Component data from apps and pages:
════════════════

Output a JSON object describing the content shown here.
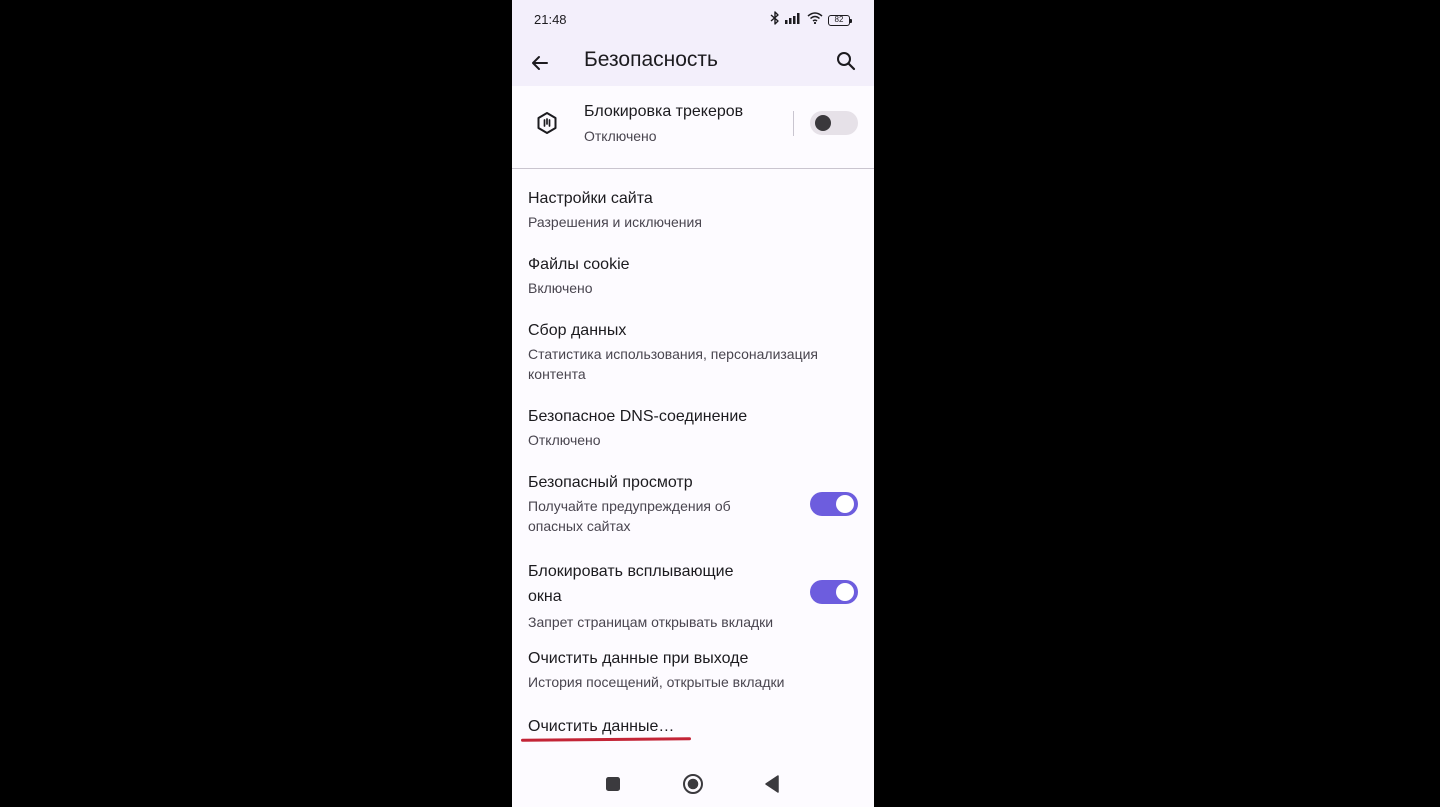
{
  "status_bar": {
    "time": "21:48",
    "battery_level": "82",
    "icons": [
      "bluetooth-icon",
      "signal-icon",
      "wifi-icon",
      "battery-icon"
    ]
  },
  "app_bar": {
    "title": "Безопасность",
    "back_icon": "arrow-left-icon",
    "search_icon": "search-icon"
  },
  "tracker_blocking": {
    "title": "Блокировка трекеров",
    "subtitle": "Отключено",
    "enabled": false,
    "icon": "shield-tracker-icon"
  },
  "settings": [
    {
      "title": "Настройки сайта",
      "subtitle": "Разрешения и исключения"
    },
    {
      "title": "Файлы cookie",
      "subtitle": "Включено"
    },
    {
      "title": "Сбор данных",
      "subtitle": "Статистика использования, персонализация контента"
    },
    {
      "title": "Безопасное DNS-соединение",
      "subtitle": "Отключено"
    },
    {
      "title": "Безопасный просмотр",
      "subtitle": "Получайте предупреждения об опасных сайтах",
      "enabled": true
    },
    {
      "title": "Блокировать всплывающие окна",
      "subtitle": "Запрет страницам открывать вкладки",
      "enabled": true
    },
    {
      "title": "Очистить данные при выходе",
      "subtitle": "История посещений, открытые вкладки"
    },
    {
      "title": "Очистить данные…"
    }
  ],
  "colors": {
    "accent": "#6d5dde",
    "app_bar_bg": "#f3effb",
    "annotation_underline": "#c32436"
  },
  "nav_bar": {
    "icons": [
      "recent-apps-icon",
      "home-icon",
      "back-triangle-icon"
    ]
  }
}
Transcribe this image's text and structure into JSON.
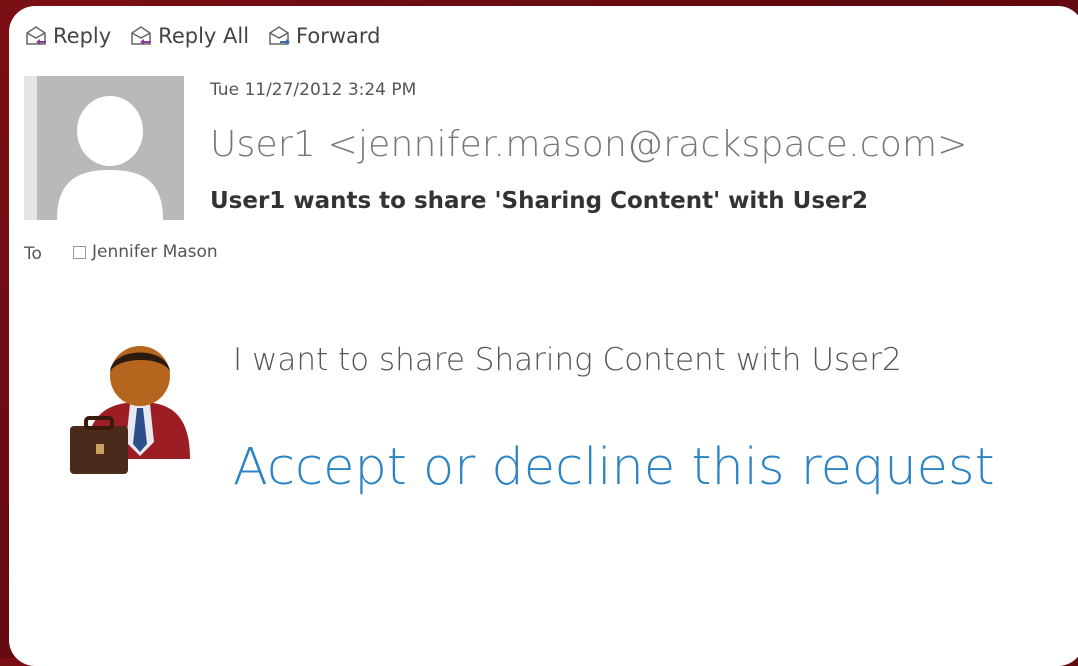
{
  "toolbar": {
    "reply_label": "Reply",
    "reply_all_label": "Reply All",
    "forward_label": "Forward",
    "reply_icon": "reply-icon",
    "reply_all_icon": "reply-all-icon",
    "forward_icon": "forward-icon"
  },
  "header": {
    "date": "Tue 11/27/2012 3:24 PM",
    "sender": "User1 <jennifer.mason@rackspace.com>",
    "subject": "User1 wants to share 'Sharing Content' with User2",
    "to_label": "To",
    "recipient": "Jennifer Mason"
  },
  "body": {
    "message": "I want to share Sharing Content with User2",
    "action_link": "Accept or decline this request"
  },
  "colors": {
    "frame": "#6d0d12",
    "link": "#2a84c4"
  }
}
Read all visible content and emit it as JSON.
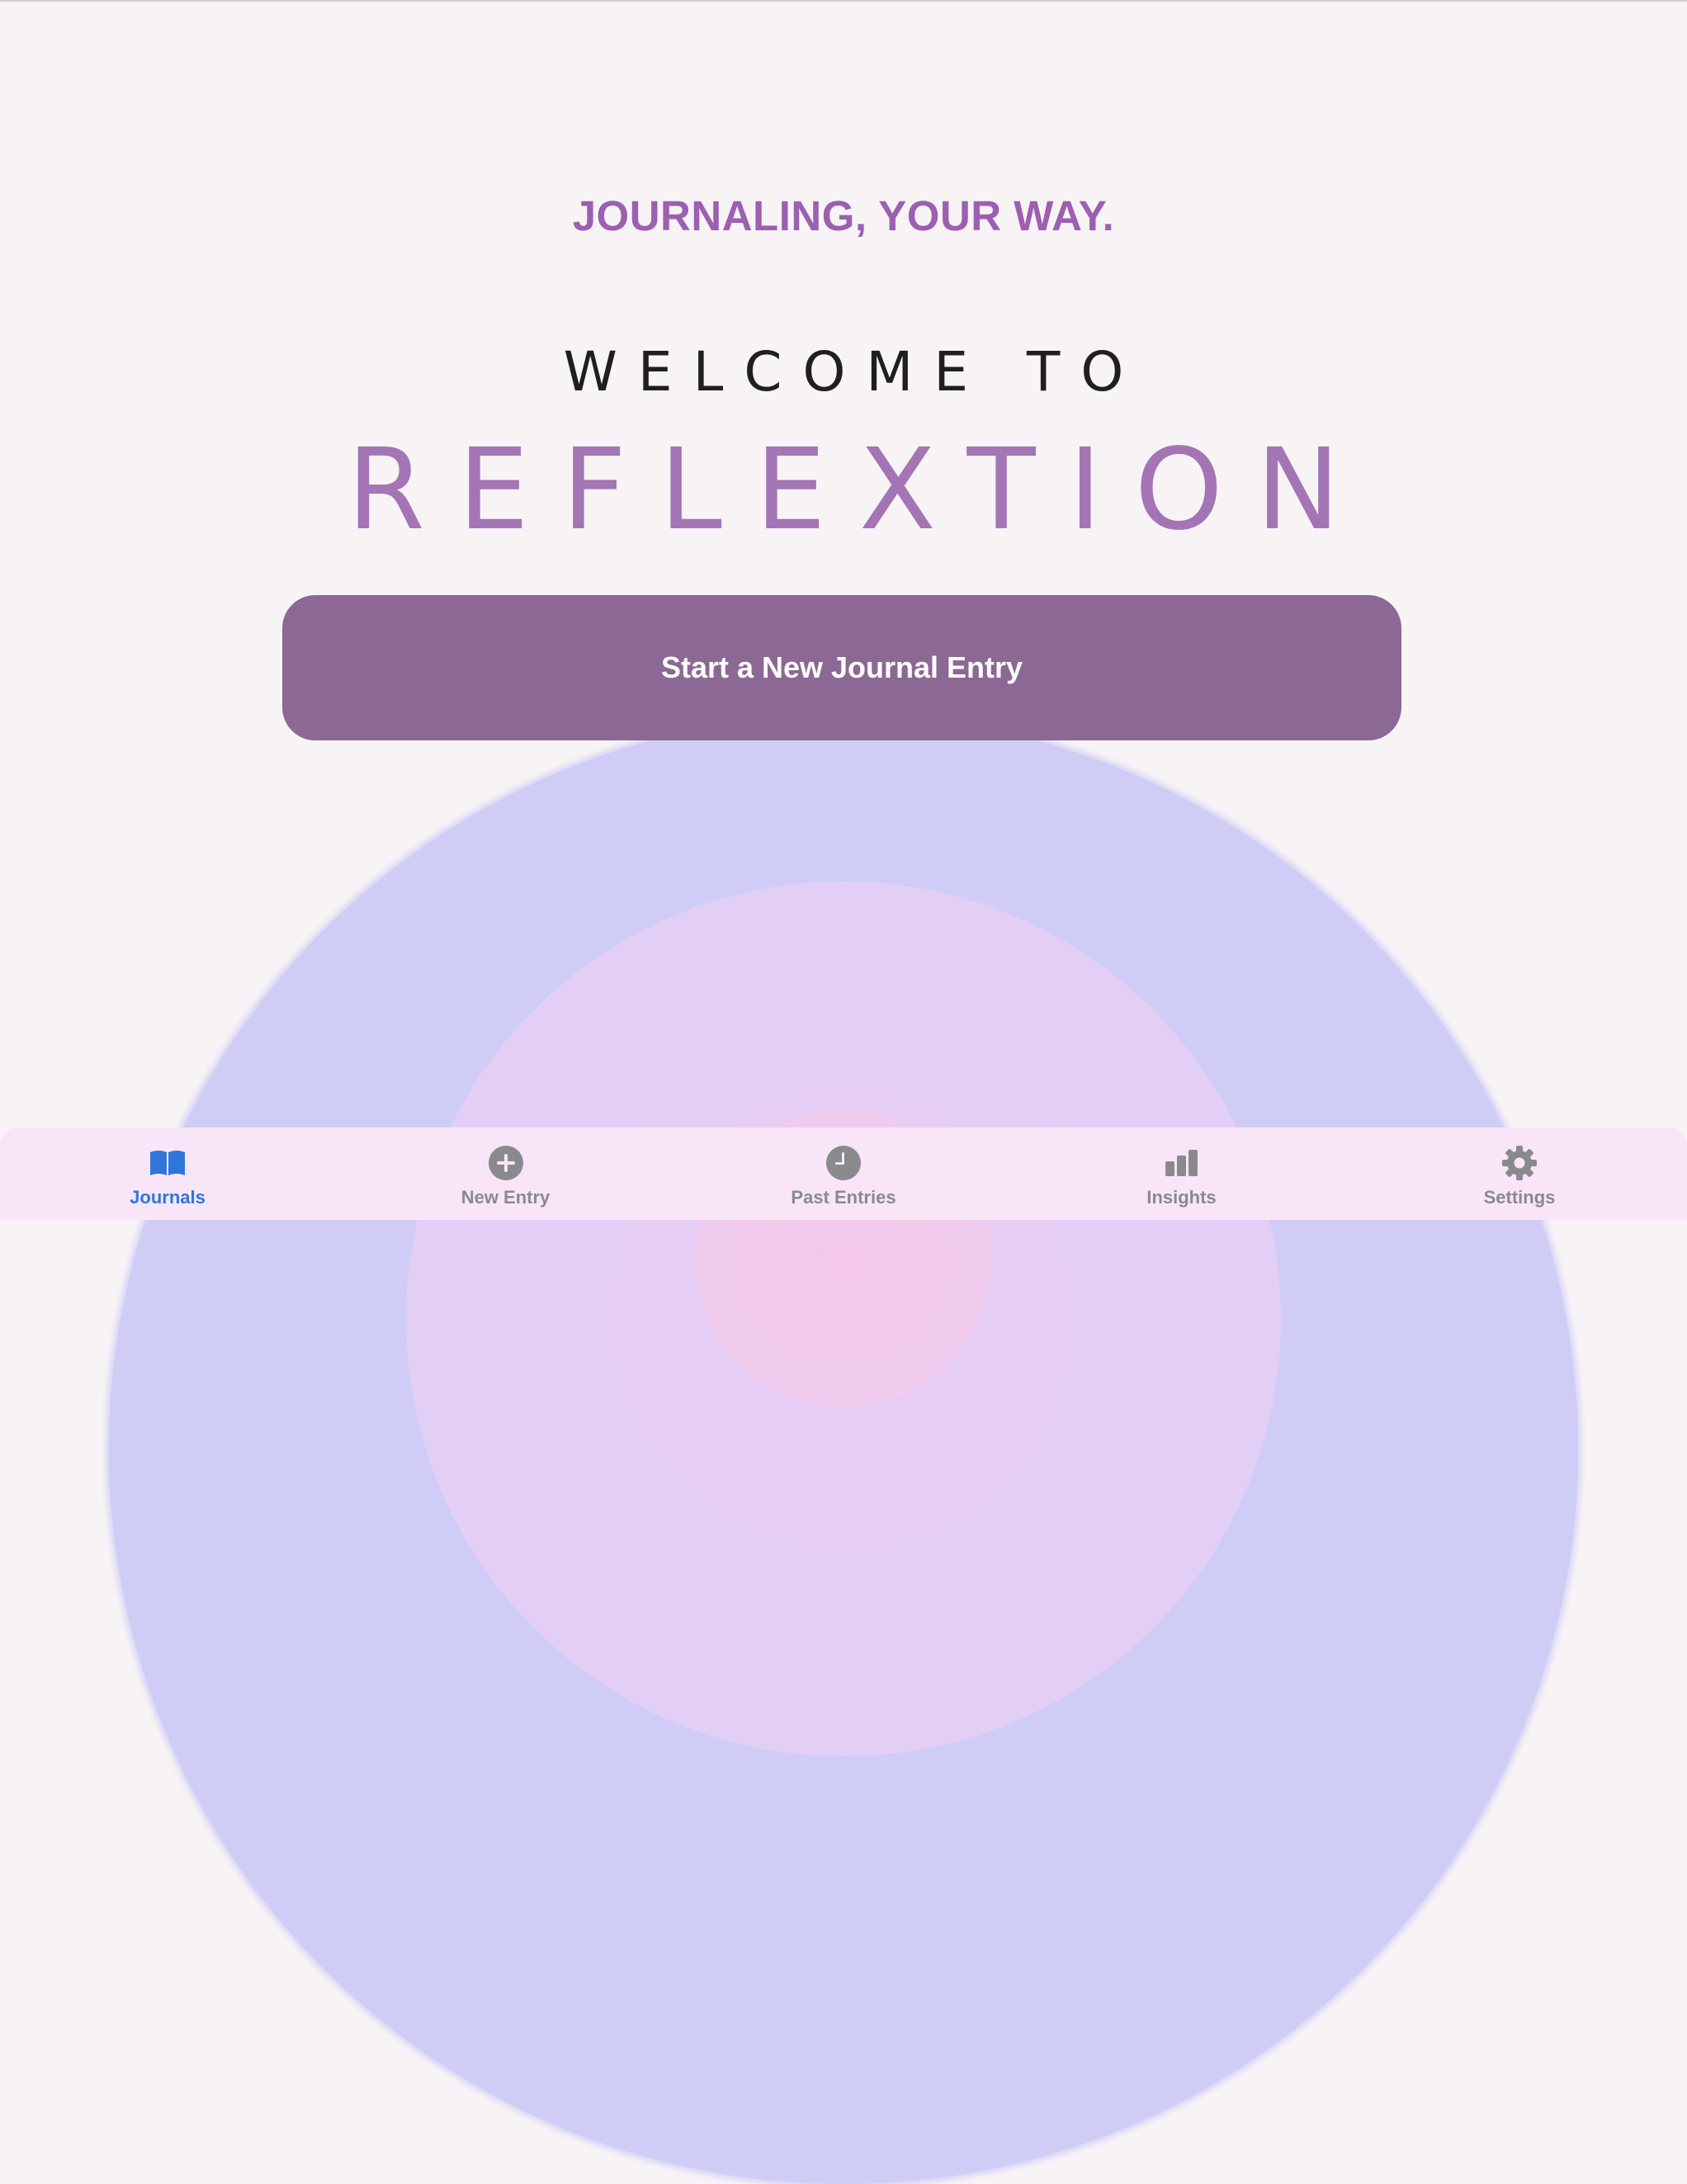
{
  "hero": {
    "tagline": "JOURNALING, YOUR WAY.",
    "welcome": "WELCOME TO",
    "brand": "REFLEXTION"
  },
  "cta": {
    "label": "Start a New Journal Entry"
  },
  "tabs": [
    {
      "label": "Journals",
      "icon": "book-open-icon",
      "active": true
    },
    {
      "label": "New Entry",
      "icon": "plus-circle-icon",
      "active": false
    },
    {
      "label": "Past Entries",
      "icon": "clock-icon",
      "active": false
    },
    {
      "label": "Insights",
      "icon": "bar-chart-icon",
      "active": false
    },
    {
      "label": "Settings",
      "icon": "gear-icon",
      "active": false
    }
  ],
  "colors": {
    "background": "#f8f4f6",
    "tagline": "#9c5fb1",
    "brand": "#a375b4",
    "button": "#8c6894",
    "tab_active": "#2f76db",
    "tab_inactive": "#8a8a8e",
    "tabbar": "#f8e6f8"
  }
}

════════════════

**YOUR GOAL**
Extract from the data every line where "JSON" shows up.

**RESULT FOR THIS TASK**
Output a JSON object describing the content shown here.
Transcribe this image's text and structure into JSON.
Read all visible content and emit it as JSON.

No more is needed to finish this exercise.